That first night, we broke a chair, as I pushed Marilyn up on top of the desk, her legs spreading, gaining me access to her, as our mouths pressed hard against each other, my hands slipping up and inside of her, soon to be replaced by my hard cock.

Hours that first night; the bed, the desk, the floor, in the shower, pressed against the wall, my tongue moving down her neck, swirling over her hard extended nipples, in, out, moans, deep thrust, screams, hard, faster, she cries out, her finger nails digging into my back.

Honeymooners; drunk, on lust, hard fuck, almost too much, maybe not an act, it had only been 900 miles, fast relationship.

Frankie was alone in this misadventure, to find ourselves in this American dream, we had to lose ourselves.

He tried to find some misfit to call his own, landing at the nearest crap watering hole; Jim’s Bar, somewhere in Minnesota, cocktail waitress.

They spent the night talking; mostly about her disasters of relationships; 42 and feeling like she had been ran over by a semi-truck going 90.

“I have a sister in Duluth…” Marilyn said as we sat and ate at a cafe for breakfast.

“What she look like?” Frankie asked, dunking some toast into the mush he had ordered with extra butter on each.

“Like me, only bigger tits!” she giggled.

Andrea was a pretty girl, could suck the chrome off a trailer hitch from fifty feet; or so the local boys said so.

She met us at some bus stop; Marilyn made the introductions.

“Where you guys heading?” she asked, as we gathered up into the car once more, pushing the vehicle back on the road.

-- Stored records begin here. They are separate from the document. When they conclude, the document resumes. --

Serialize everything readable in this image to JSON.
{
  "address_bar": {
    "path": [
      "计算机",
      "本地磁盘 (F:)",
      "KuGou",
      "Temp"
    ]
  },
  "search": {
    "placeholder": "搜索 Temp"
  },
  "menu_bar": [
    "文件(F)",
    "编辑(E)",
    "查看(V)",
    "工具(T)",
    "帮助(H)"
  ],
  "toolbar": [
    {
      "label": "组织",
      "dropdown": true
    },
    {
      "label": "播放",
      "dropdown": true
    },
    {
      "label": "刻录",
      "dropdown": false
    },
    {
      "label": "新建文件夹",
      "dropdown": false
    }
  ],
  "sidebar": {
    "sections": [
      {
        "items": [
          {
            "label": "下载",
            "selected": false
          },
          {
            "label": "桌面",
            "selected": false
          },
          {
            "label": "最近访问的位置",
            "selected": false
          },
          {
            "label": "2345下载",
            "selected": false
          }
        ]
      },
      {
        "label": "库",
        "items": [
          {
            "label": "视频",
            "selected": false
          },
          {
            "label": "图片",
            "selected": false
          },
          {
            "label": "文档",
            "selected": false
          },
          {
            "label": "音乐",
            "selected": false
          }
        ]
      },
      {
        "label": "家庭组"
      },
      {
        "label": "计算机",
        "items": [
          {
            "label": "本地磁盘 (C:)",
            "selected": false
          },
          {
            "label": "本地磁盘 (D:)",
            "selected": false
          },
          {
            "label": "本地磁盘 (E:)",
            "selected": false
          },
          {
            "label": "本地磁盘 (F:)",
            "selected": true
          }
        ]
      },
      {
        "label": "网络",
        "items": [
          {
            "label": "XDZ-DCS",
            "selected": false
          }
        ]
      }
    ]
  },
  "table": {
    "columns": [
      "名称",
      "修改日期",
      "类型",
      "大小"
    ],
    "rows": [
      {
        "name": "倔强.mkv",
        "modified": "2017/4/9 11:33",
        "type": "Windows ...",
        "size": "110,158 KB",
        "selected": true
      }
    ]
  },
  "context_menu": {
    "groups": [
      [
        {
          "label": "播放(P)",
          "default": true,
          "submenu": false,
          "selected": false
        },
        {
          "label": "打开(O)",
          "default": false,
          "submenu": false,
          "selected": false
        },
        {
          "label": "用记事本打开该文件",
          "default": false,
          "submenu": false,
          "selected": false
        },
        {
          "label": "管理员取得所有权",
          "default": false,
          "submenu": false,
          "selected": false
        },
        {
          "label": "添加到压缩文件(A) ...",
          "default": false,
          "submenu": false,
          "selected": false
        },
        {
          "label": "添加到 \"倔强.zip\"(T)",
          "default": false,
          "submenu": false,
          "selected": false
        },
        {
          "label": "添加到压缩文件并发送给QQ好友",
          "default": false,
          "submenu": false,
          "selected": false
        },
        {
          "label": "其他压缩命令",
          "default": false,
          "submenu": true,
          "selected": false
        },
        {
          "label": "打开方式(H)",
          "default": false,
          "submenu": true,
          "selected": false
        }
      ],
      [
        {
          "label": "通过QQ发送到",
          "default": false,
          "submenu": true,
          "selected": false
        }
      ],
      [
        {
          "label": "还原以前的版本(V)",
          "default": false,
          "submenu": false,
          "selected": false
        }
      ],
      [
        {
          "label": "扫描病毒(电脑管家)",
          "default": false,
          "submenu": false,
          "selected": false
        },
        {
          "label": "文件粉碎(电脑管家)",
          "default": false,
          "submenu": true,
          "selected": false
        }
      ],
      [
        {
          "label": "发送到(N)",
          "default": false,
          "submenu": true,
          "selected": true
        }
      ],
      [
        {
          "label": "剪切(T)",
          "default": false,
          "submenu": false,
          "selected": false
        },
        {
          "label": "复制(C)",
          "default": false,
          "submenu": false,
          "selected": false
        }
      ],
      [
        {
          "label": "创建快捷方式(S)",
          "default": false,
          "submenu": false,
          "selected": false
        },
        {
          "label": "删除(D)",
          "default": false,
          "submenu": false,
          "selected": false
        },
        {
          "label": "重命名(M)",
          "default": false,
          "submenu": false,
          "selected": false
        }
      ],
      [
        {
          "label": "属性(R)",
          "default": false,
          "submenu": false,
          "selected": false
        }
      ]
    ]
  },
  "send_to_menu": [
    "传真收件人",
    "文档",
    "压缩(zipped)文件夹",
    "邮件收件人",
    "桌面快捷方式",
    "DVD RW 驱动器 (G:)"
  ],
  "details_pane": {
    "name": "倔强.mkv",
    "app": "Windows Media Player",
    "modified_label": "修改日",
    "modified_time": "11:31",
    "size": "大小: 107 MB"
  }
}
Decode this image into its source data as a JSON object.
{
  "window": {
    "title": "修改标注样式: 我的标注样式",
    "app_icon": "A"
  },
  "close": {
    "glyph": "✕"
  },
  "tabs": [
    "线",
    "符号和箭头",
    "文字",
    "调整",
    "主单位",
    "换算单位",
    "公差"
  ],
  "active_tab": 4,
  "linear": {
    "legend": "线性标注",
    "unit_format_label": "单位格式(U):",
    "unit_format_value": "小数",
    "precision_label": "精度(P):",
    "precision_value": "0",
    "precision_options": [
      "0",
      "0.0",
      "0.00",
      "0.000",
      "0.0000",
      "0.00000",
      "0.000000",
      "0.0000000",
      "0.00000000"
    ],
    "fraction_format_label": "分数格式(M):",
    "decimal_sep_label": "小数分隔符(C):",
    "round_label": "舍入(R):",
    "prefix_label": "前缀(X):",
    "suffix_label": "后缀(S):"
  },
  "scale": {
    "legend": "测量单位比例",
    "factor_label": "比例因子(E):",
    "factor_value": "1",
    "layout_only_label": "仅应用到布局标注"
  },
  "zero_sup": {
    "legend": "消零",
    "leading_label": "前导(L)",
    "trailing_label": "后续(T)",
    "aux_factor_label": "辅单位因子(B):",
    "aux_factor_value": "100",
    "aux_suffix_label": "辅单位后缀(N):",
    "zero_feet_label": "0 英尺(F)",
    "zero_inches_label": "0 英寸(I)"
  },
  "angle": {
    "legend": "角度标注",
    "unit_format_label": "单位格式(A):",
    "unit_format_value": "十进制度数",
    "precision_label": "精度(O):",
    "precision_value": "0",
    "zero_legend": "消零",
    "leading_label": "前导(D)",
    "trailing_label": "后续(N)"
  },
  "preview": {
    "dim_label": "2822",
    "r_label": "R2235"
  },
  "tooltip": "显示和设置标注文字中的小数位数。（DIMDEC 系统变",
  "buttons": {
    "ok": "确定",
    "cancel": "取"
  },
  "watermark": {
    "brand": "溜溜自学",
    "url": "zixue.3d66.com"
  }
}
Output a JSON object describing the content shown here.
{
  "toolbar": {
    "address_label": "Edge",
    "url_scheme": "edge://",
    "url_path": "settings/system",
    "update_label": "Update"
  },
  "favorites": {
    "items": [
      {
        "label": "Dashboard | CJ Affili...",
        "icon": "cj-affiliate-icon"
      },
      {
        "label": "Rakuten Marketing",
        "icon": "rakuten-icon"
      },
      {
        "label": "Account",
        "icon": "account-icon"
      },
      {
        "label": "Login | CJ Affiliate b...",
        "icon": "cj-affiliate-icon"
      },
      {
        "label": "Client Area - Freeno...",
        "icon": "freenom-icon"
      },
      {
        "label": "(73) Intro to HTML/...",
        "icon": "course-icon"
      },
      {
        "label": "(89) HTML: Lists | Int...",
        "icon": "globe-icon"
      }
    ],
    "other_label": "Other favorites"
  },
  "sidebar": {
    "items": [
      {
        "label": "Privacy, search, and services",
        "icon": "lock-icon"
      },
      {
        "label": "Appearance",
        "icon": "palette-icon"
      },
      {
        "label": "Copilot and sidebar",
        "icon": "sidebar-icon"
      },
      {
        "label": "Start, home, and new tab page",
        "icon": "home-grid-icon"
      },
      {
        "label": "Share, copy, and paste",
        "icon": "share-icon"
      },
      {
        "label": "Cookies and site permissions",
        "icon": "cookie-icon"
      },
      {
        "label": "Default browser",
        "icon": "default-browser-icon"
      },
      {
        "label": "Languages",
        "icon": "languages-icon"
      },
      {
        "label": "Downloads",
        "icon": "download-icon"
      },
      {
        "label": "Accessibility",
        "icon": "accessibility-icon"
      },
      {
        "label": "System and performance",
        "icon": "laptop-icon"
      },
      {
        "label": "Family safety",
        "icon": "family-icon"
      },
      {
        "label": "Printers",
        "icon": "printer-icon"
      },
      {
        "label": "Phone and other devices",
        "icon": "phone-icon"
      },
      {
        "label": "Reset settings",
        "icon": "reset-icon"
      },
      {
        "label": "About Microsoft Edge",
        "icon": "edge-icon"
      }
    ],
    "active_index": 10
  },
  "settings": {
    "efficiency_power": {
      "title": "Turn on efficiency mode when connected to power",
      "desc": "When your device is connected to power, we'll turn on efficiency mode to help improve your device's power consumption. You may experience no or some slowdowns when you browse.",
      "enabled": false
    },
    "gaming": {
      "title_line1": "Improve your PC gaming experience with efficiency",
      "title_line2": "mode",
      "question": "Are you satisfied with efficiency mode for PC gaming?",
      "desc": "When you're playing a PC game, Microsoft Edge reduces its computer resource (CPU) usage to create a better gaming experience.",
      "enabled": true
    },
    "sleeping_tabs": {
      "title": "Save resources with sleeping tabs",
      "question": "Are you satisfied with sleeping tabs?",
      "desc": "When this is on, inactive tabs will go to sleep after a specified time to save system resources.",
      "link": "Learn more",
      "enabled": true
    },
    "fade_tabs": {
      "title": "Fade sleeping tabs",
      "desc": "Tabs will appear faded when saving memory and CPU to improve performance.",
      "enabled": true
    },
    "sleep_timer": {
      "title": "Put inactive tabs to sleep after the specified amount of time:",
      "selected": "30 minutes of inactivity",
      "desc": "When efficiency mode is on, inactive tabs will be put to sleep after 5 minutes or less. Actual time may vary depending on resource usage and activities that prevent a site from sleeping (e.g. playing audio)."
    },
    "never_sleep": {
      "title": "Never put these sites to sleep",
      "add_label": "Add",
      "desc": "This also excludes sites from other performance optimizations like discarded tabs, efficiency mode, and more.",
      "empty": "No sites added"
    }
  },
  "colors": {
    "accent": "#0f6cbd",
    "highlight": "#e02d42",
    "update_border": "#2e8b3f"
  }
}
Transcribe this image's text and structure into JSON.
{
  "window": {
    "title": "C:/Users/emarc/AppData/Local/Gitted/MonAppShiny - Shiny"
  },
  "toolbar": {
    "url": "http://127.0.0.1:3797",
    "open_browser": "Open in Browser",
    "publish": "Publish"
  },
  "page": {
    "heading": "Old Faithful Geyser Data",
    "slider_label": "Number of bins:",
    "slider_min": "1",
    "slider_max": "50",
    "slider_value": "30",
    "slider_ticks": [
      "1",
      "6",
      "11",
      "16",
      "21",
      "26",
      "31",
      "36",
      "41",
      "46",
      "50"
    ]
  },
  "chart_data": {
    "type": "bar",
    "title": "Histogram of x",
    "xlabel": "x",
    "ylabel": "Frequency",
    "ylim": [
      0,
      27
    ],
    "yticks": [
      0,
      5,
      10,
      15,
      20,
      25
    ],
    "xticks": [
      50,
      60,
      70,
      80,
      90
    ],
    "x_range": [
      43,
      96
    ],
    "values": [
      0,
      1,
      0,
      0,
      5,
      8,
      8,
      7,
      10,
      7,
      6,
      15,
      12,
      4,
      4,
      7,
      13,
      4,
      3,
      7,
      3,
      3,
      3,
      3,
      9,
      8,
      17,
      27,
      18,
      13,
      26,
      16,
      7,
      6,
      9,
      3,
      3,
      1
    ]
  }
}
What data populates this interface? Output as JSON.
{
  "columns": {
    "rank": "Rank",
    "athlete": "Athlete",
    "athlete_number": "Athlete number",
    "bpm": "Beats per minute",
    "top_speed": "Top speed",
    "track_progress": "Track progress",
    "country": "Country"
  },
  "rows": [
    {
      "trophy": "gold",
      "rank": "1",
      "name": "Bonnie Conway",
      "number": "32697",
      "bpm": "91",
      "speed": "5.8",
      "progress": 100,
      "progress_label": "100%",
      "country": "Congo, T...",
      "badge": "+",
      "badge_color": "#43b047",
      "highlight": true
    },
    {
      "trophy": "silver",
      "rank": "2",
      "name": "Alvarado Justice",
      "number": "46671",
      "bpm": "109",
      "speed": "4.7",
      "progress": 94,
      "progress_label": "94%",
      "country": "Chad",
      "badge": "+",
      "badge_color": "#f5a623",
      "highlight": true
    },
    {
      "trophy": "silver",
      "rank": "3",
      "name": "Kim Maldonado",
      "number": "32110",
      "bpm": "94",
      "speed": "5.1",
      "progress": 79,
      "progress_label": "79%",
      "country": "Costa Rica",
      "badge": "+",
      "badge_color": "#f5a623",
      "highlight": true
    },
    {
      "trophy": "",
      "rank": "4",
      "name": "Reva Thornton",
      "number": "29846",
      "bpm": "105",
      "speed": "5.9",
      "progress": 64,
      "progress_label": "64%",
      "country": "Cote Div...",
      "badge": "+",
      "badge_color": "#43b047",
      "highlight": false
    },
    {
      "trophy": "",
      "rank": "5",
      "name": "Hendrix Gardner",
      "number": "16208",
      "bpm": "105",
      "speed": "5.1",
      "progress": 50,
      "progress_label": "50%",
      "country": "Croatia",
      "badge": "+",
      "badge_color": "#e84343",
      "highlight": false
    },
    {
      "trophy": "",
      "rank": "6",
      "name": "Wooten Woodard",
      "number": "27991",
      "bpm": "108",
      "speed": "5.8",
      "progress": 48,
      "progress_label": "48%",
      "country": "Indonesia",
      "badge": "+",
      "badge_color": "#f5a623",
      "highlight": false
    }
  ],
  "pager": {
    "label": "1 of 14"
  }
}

“East!” I said, my fingers swirling through the air, “East till we cannot go east no more!!”

And my dear reader, that is truly when the adventure began.